15. Have the right people attend the meeting. This is a simple concept, but it is overlooked frequently. If you think you will have questions about a project that you’d like to cover during a meeting, a project manager should be in attendance. Similarly, if you’ll be making a decision during a meeting (or need to discuss an important decision for the future), make sure the key people are there. Ted Jackson, Co-Founder of ClearPoint Strategy

Evaluating Your Data & Reports

16. Be certain the report holds decision-making value. If your report just looks impressive, but isn’t really functionable, understand that it’s a “vanity analytic”––and it’s useless. When your team looks at a report, you should know within 10 seconds whether everything is performing up to expectations. It's often necessary to restructure your reports (especially if they're long-standing) to match the information you really need. Shawn Veltman, Strategic Lead of Peritas Solutions

17. Perform regular quality checks. This is especially important if you're using Excel or Google Sheets instead of a dedicated business intelligence system.

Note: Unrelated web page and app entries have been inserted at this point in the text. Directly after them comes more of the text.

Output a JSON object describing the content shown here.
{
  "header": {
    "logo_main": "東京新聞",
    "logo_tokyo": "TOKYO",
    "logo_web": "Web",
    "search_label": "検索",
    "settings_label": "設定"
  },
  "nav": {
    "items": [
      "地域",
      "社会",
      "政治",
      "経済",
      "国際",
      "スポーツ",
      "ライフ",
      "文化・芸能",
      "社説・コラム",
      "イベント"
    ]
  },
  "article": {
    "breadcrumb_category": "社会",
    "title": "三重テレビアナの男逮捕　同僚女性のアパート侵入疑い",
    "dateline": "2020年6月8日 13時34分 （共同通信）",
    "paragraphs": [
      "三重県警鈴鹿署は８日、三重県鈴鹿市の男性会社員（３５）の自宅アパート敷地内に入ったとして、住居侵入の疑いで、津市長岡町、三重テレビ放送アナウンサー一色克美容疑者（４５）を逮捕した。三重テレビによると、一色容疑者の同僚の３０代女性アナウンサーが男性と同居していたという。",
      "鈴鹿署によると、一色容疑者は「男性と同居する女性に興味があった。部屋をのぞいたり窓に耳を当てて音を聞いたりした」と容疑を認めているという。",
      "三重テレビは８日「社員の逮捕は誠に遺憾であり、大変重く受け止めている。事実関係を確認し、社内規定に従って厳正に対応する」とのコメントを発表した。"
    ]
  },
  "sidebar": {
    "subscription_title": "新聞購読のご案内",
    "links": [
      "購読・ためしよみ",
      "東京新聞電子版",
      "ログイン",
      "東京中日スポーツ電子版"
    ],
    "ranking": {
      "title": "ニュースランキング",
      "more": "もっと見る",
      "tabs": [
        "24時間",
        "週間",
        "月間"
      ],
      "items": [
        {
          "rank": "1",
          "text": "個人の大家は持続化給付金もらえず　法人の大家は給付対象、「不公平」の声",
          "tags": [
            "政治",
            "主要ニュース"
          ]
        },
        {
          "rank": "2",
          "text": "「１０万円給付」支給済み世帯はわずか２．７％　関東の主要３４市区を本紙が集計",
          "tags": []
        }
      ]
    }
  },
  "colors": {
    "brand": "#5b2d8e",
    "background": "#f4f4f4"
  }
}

Many companies find that existing spreadsheet reporting sheets accrue errors introduced to them over time, often by well-meaning employees who make changes to some areas of the sheet. The longer the sheet has been around, the more likely it is that it's had some errors introduced, so take the time to ensure that all the numbers are true. Shawn Veltman, Strategic Lead of Peritas Solutions

18. Be specific about the reports that are useful. Spending time on reports that are not valuable can be a waste and can lead to feelings of wasted time. No leader wants team members to waste time, and team members do not like to do reports that are not needed for the betterment of the business. Deborah Sweeney, CEO of MyCorporation

19. Be open to what the data means––and what it doesn’t. Confusing counting creates confused customers. For example, if your company has successfully installed antivirus software for a customer on 90% of the “targeted machines”, they may think that sounds pretty great. That is, until they find out that only 10 of them were targeted––leaving 9,991 out of 10,000 of them without antivirus protection. Not only should you focus on gathering data, but you should be able to correctly interpret what it means and fully understand what might be misleading about it. Tom Cooper, Principal Geek at BrightHill Group

Did you know you can do all of these things in ClearPoint?

Schedule time today to talk with our team and learn how. You'll be the reporting superhero at your organization in no time, we promise.

What Should Go In Your Monthly Management Report?